Azeem Rafiq’s damning, honest, powerful and emotional testimony this week has struck many chords. Black and Brown people are not shocked by his story, it is all too easily recognisable and relatable and should shine a light on racism in every workplace.
Giving evidence to the cross-party Digital, Culture, Media and Sport Committee, Azeem spoke of a racist culture, one where all Black and Brown players were given the name Kevin, where the P-word was consistently used, where his Muslim faith was made a mockery of and how he was pinned down at age 15 and had red wine poured down his throat. He also spoke of feelings of isolation and humiliation. This is bullying. This is bullying based on race. This is racism. Azeem’s treatment should be shocking, but the reality is, it isn’t. The way he was treated is a symptom of the cause, the cause is racism. When he complained and raised concerns, he was dismissed, belittled and ignored – evidence of structural and institutionalised racism, and when the racism goes right to the top where do you turn? You only need to read the comments on the media articles sharing his story to understand why so many Black and Brown people simply do ‘put up with’ this kind of treatment. There is no safe space to share. There is nobody listening who has been impacted by racism.
• Playing the race card
• If it was ‘that bad’ why didn’t he leave
• He’s jumping on the bandwagon
Representation alone will not fix this. Anti-racism is what’s needed. We often see companies jumping to ‘fix’ the problem by immediately appointing more Black and Brown people, and on the face of it this can seem like a good idea, and they should certainly be involved in making decisions about what should be done next, but without considering the culture of the organisation, this can in-fact do more harm that good. Representation and diversity are of course important, but by increasing representation and or diversity without considering the safety of those you are including is harmful. We believe that representation naturally happens through equity and inclusion – both of which are a direct result of anti-racism. Azeem spoke of a colleague who he described as a ‘good man’ a man who never used racist language – but at the same time, never spoke up against it either. Racism was so deeply ingrained that it even affected White players’ ability to stand up against it. No one could speak about it. It was the accepted cultural norm. It was interwoven into the fabric of the institution and upheld by the leadership.

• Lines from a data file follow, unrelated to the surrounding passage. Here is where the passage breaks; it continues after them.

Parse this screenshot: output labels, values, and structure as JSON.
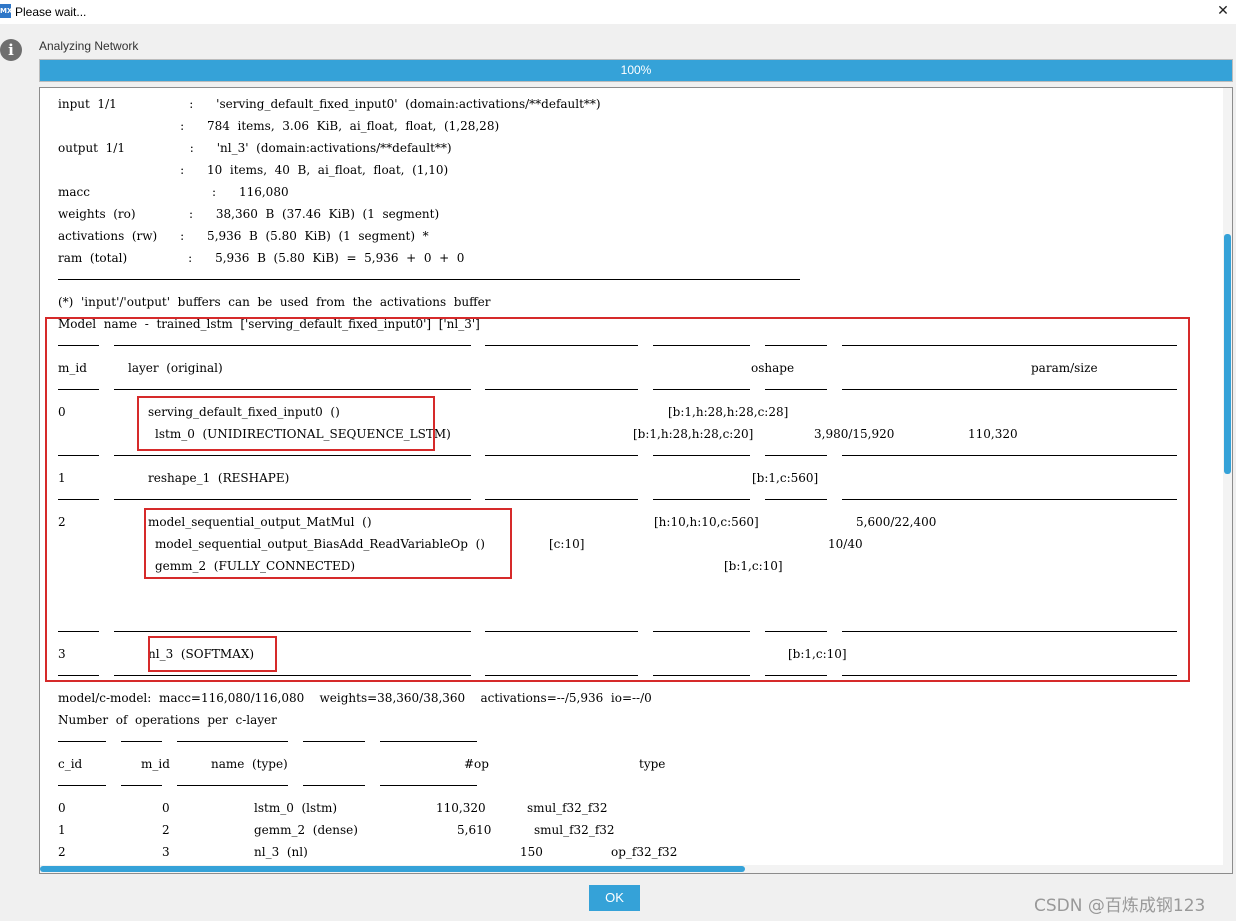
{
  "window": {
    "title": "Please wait...",
    "icon": "app-icon",
    "close_glyph": "✕",
    "icon_text": "MX"
  },
  "status": {
    "label": "Analyzing Network",
    "info_glyph": "i"
  },
  "progress": {
    "percent": 100,
    "text": "100%"
  },
  "summary": {
    "lines": [
      "input  1/1                   :      'serving_default_fixed_input0'  (domain:activations/**default**)",
      "                                :      784  items,  3.06  KiB,  ai_float,  float,  (1,28,28)",
      "output  1/1                 :      'nl_3'  (domain:activations/**default**)",
      "                                :      10  items,  40  B,  ai_float,  float,  (1,10)",
      "macc                                :      116,080",
      "weights  (ro)              :      38,360  B  (37.46  KiB)  (1  segment)",
      "activations  (rw)      :      5,936  B  (5.80  KiB)  (1  segment)  *",
      "ram  (total)                :      5,936  B  (5.80  KiB)  =  5,936  +  0  +  0"
    ],
    "note": "(*)  'input'/'output'  buffers  can  be  used  from  the  activations  buffer"
  },
  "model": {
    "name_line": "Model  name  -  trained_lstm  ['serving_default_fixed_input0']  ['nl_3']",
    "headers": {
      "m_id": "m_id",
      "layer": "layer  (original)",
      "oshape": "oshape",
      "param": "param/size"
    },
    "rows": [
      {
        "id": "0",
        "layer1": "serving_default_fixed_input0  ()",
        "oshape1": "[b:1,h:28,h:28,c:28]",
        "layer2": "lstm_0  (UNIDIRECTIONAL_SEQUENCE_LSTM)",
        "oshape2": "[b:1,h:28,h:28,c:20]",
        "param2": "3,980/15,920",
        "extra2": "110,320"
      },
      {
        "id": "1",
        "layer1": "reshape_1  (RESHAPE)",
        "oshape1": "[b:1,c:560]"
      },
      {
        "id": "2",
        "layer1": "model_sequential_output_MatMul  ()",
        "oshape1": "[h:10,h:10,c:560]",
        "param1": "5,600/22,400",
        "layer2": "model_sequential_output_BiasAdd_ReadVariableOp  ()",
        "oshape2": "[c:10]",
        "param2": "10/40",
        "layer3": "gemm_2  (FULLY_CONNECTED)",
        "oshape3": "[b:1,c:10]"
      },
      {
        "id": "3",
        "layer1": "nl_3  (SOFTMAX)",
        "oshape1": "[b:1,c:10]"
      }
    ]
  },
  "cmodel": {
    "summary": "model/c-model:  macc=116,080/116,080    weights=38,360/38,360    activations=--/5,936  io=--/0",
    "title": "Number  of  operations  per  c-layer",
    "headers": {
      "c_id": "c_id",
      "m_id": "m_id",
      "name": "name  (type)",
      "op": "#op",
      "type": "type"
    },
    "rows": [
      {
        "c_id": "0",
        "m_id": "0",
        "name": "lstm_0  (lstm)",
        "op": "110,320",
        "type": "smul_f32_f32"
      },
      {
        "c_id": "1",
        "m_id": "2",
        "name": "gemm_2  (dense)",
        "op": "5,610",
        "type": "smul_f32_f32"
      },
      {
        "c_id": "2",
        "m_id": "3",
        "name": "nl_3  (nl)",
        "op": "150",
        "type": "op_f32_f32"
      }
    ]
  },
  "buttons": {
    "ok": "OK"
  },
  "watermark": "CSDN @百炼成钢123",
  "colors": {
    "accent": "#35a2d8",
    "highlight_box": "#d62a2a"
  }
}
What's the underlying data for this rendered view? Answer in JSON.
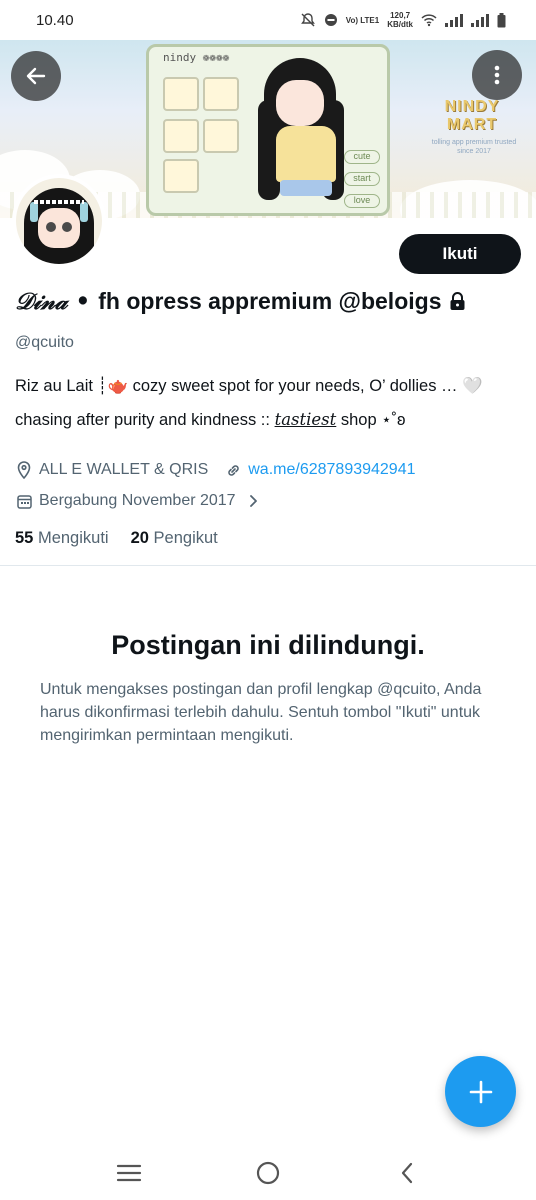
{
  "status_bar": {
    "time": "10.40",
    "network_label_top": "Vo) LTE1",
    "speed_value": "120,7",
    "speed_unit": "KB/dtk"
  },
  "banner": {
    "panel_title": "nindy ❁❁❁❁",
    "buttons": [
      "cute",
      "start",
      "love"
    ],
    "logo_line1": "NINDY",
    "logo_line2": "MART",
    "logo_sub": "tolling app premium trusted since 2017"
  },
  "profile": {
    "display_name_prefix": "𝒟𝒾𝓃𝒶 •",
    "display_name": "fh opress appremium @beloigs",
    "handle": "@qcuito",
    "bio_line1": "Riz au Lait ┊🫖  cozy sweet spot for your needs, O’ dollies … 🤍",
    "bio_line2_start": "chasing after purity and kindness :: ",
    "bio_line2_em": "tastiest",
    "bio_line2_end": " shop        ⋆˚ʚ",
    "location": "ALL E WALLET & QRIS",
    "website": "wa.me/6287893942941",
    "joined": "Bergabung November 2017",
    "following_count": "55",
    "following_label": "Mengikuti",
    "followers_count": "20",
    "followers_label": "Pengikut"
  },
  "actions": {
    "follow_label": "Ikuti"
  },
  "protected": {
    "title": "Postingan ini dilindungi.",
    "message": "Untuk mengakses postingan dan profil lengkap @qcuito, Anda harus dikonfirmasi terlebih dahulu. Sentuh tombol \"Ikuti\" untuk mengirimkan permintaan mengikuti."
  },
  "icons": {
    "back": "arrow-left-icon",
    "more": "more-vertical-icon",
    "lock": "lock-icon",
    "location": "location-pin-icon",
    "link": "link-icon",
    "calendar": "calendar-icon",
    "compose": "plus-icon"
  },
  "colors": {
    "accent": "#1d9bf0",
    "text_primary": "#0f1419",
    "text_secondary": "#536471",
    "follow_button_bg": "#0f1419"
  }
}
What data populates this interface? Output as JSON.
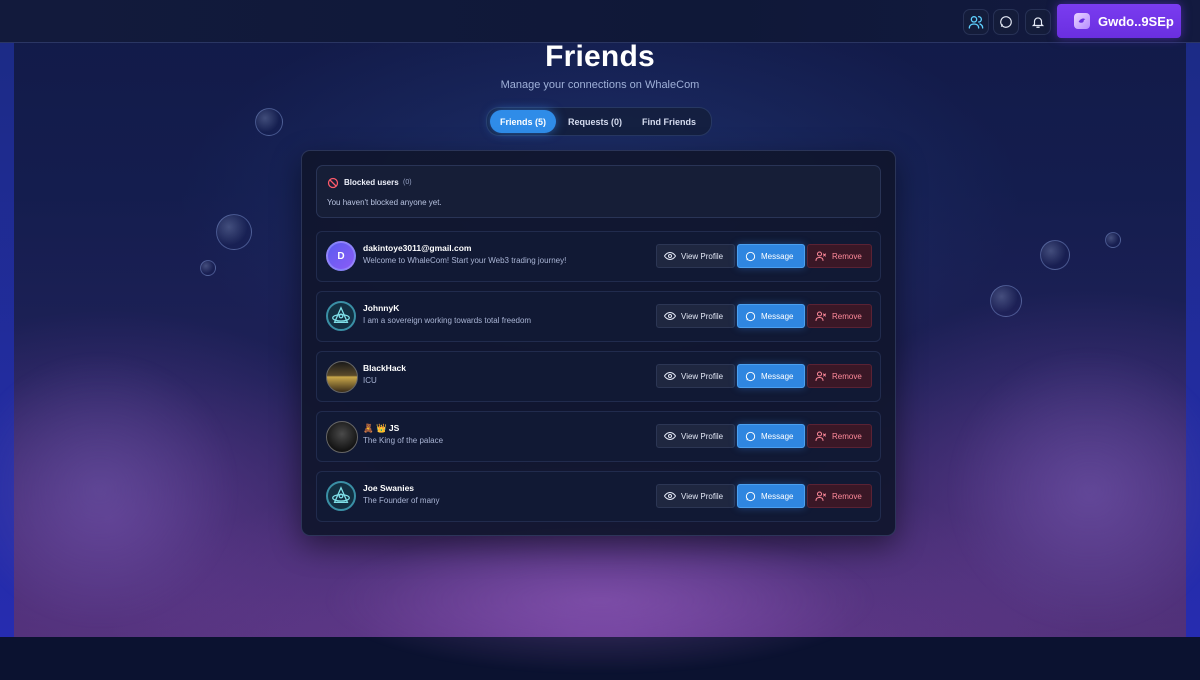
{
  "header": {
    "wallet_label": "Gwdo..9SEp",
    "icons": [
      "users-icon",
      "chat-icon",
      "bell-icon"
    ]
  },
  "page": {
    "title": "Friends",
    "subtitle": "Manage your connections on WhaleCom"
  },
  "tabs": [
    {
      "label": "Friends (5)",
      "active": true
    },
    {
      "label": "Requests (0)",
      "active": false
    },
    {
      "label": "Find Friends",
      "active": false
    }
  ],
  "blocked": {
    "title": "Blocked users",
    "count": "(0)",
    "empty_text": "You haven't blocked anyone yet."
  },
  "buttons": {
    "view_profile": "View Profile",
    "message": "Message",
    "remove": "Remove"
  },
  "friends": [
    {
      "name": "dakintoye3011@gmail.com",
      "status": "Welcome to WhaleCom! Start your Web3 trading journey!",
      "avatar": "D"
    },
    {
      "name": "JohnnyK",
      "status": "I am a sovereign working towards total freedom",
      "avatar": "whale-logo"
    },
    {
      "name": "BlackHack",
      "status": "ICU",
      "avatar": "photo"
    },
    {
      "name": "🧸 👑 JS",
      "status": "The King of the palace",
      "avatar": "photo"
    },
    {
      "name": "Joe Swanies",
      "status": "The Founder of many",
      "avatar": "whale-logo"
    }
  ],
  "colors": {
    "accent": "#2f86e0",
    "wallet": "#6a2fe0",
    "remove": "#ff8a9a"
  }
}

An anti-racist organisation is one that educates and supports all staff to recognise and stand up against racism in all its forms. One that maintains a zero tolerance of racism and any form of discrimination. An anti-racist organisation is one that creates a space where people can be there authentic selves and are NOT afraid to speak out and rather than a place where somewhere where ‘you can’t say anything anymore’ an anti-racist space creates open conversation, open discussion and a safety for shared learning and un-learning.
As an organisation committed to campaigning and supporting individuals, communities and organisations to create an authentic anti-racist county, a place where we can all live authentically and achieve our human potential, we urge you to learn from the mistakes of Yorkshire Cricket Club and make it your responsibility to look to anti-racism as the path to equity.
We give thanks and admiration to Azeem Rafiq for a shining a light into the shadows.
As James Baldwin said: ‘not everything that is faced can be changed, but nothing can be changed until it is faced.’